This focus on postsecondary education begins with ensuring that our nation's K-12 system adequately prepares students with the skills necessary to succeed. Beyond expanding access to postsecondary education is the need to ensure that students are benefiting from such experience regardless of the type of education they pursue. The options for postsecondary education are numerous including industry recognized certifications, apprenticeship programs, two-year degrees, four-year degrees, graduate degrees, and professional programs. Equally diverse and innovative are the types of institutions which provide postsecondary education. Regardless of their type, all institutions must be held accountable for their performance and provide transparency to allow students to make educated choices on what institution and program best fits their needs.
Our nation's postsecondary education system is one of our crowning achievements. Yet, too often students who are otherwise capable of successfully completing a postsecondary education program are unable to do so due to other barriers. We must break down these barriers, and ensure American higher education lives up to the promise it has earned throughout our history as a nation. We must not rest on our laurels; we must instead rededicate ourselves to a continual focus on quality and innovation to ensure that our system of higher education is able to continue to call itself the best in the world for generations to come. As policymakers examine the role that federal government plays in higher education, we would suggest that start with a careful examination of the following key issues:
A. Improving College Readiness
High school students must graduate with a meaningful high school diploma that prepares them to enter and succeed in postsecondary education programs. Too often, this is not the case as demonstrated by the fact that 40% of all college students end up taking at least one non-credit or developmental course. This not only creates additional barriers for students to complete a postsecondary education, it also presents additional and unnecessary costs for both students and taxpayers. Therefore, there must be better alignment between high school graduation requirements, state academic achievement standards, and postsecondary entrance requirements. Such alignment will increase understanding of what is needed to transition from high school to postsecondary education and increase the likelihood of student success once admitted. Alignment is also necessary between postsecondary education and employer expectations.

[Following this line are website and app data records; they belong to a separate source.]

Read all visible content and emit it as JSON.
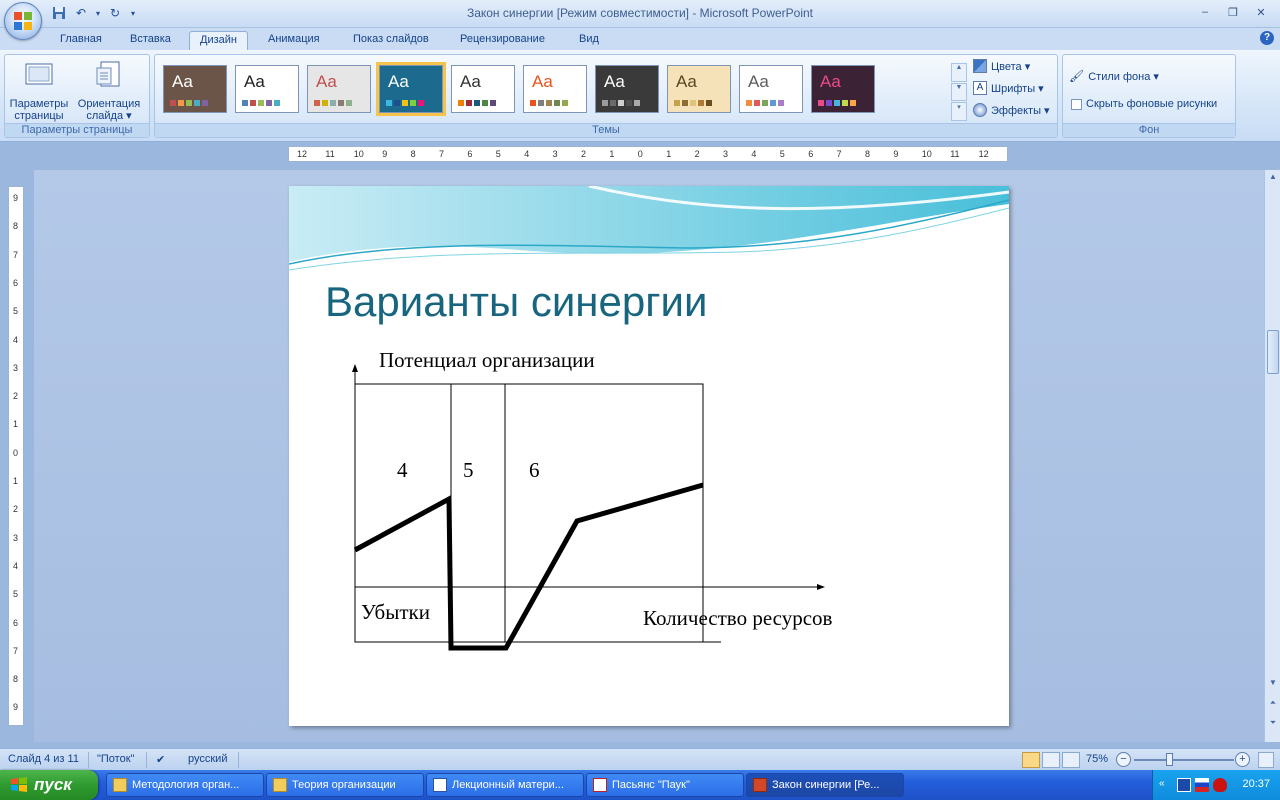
{
  "window": {
    "title": "Закон синергии [Режим совместимости] - Microsoft PowerPoint"
  },
  "tabs": [
    "Главная",
    "Вставка",
    "Дизайн",
    "Анимация",
    "Показ слайдов",
    "Рецензирование",
    "Вид"
  ],
  "active_tab": "Дизайн",
  "ribbon": {
    "page_setup": {
      "btn1_line1": "Параметры",
      "btn1_line2": "страницы",
      "btn2_line1": "Ориентация",
      "btn2_line2": "слайда ▾",
      "label": "Параметры страницы"
    },
    "themes": {
      "label": "Темы",
      "items": [
        {
          "text": "Aa",
          "bg": "#6b5548",
          "fg": "#ffffff"
        },
        {
          "text": "Aa",
          "bg": "#ffffff",
          "fg": "#222222"
        },
        {
          "text": "Aa",
          "bg": "#e6e6e6",
          "fg": "#c0504d"
        },
        {
          "text": "Aa",
          "bg": "#1d6a8f",
          "fg": "#ffffff"
        },
        {
          "text": "Aa",
          "bg": "#ffffff",
          "fg": "#333333"
        },
        {
          "text": "Aa",
          "bg": "#ffffff",
          "fg": "#e8531f"
        },
        {
          "text": "Aa",
          "bg": "#3a3a3a",
          "fg": "#ffffff"
        },
        {
          "text": "Aa",
          "bg": "#f5e2b8",
          "fg": "#5a4522"
        },
        {
          "text": "Aa",
          "bg": "#ffffff",
          "fg": "#5c5c5c"
        },
        {
          "text": "Aa",
          "bg": "#3b2234",
          "fg": "#e94b8a"
        }
      ],
      "selected_index": 3
    },
    "colors": "Цвета ▾",
    "fonts": "Шрифты ▾",
    "effects": "Эффекты ▾",
    "background": {
      "styles": "Стили фона ▾",
      "hide_graphics": "Скрыть фоновые рисунки",
      "label": "Фон"
    }
  },
  "ruler": {
    "h_labels": [
      "12",
      "11",
      "10",
      "9",
      "8",
      "7",
      "6",
      "5",
      "4",
      "3",
      "2",
      "1",
      "0",
      "1",
      "2",
      "3",
      "4",
      "5",
      "6",
      "7",
      "8",
      "9",
      "10",
      "11",
      "12"
    ],
    "v_labels": [
      "9",
      "8",
      "7",
      "6",
      "5",
      "4",
      "3",
      "2",
      "1",
      "0",
      "1",
      "2",
      "3",
      "4",
      "5",
      "6",
      "7",
      "8",
      "9"
    ]
  },
  "slide": {
    "title": "Варианты синергии",
    "y_axis_label": "Потенциал организации",
    "x_axis_label": "Количество ресурсов",
    "losses_label": "Убытки",
    "zone_4": "4",
    "zone_5": "5",
    "zone_6": "6"
  },
  "status": {
    "slide_counter": "Слайд 4 из 11",
    "theme_name": "\"Поток\"",
    "language": "русский",
    "zoom": "75%"
  },
  "taskbar": {
    "start": "пуск",
    "tasks": [
      "Методология орган...",
      "Теория организации",
      "Лекционный матери...",
      "Пасьянс \"Паук\"",
      "Закон синергии [Ре..."
    ],
    "clock": "20:37"
  },
  "colors": {
    "title": "#17657e",
    "ribbon_text": "#15428b",
    "taskbar": "#245edb",
    "start": "#2f9b2f"
  }
}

In addition to improved alignment, college readiness can also be improved by exposing secondary students to effective programs which provide a wide range of support services (particularly for first-generation students) ranging from college counseling to mentoring, as a means to better prepare them for college. Many of these programs are funded through the federal government and should be supported to the extent they demonstrate effectiveness....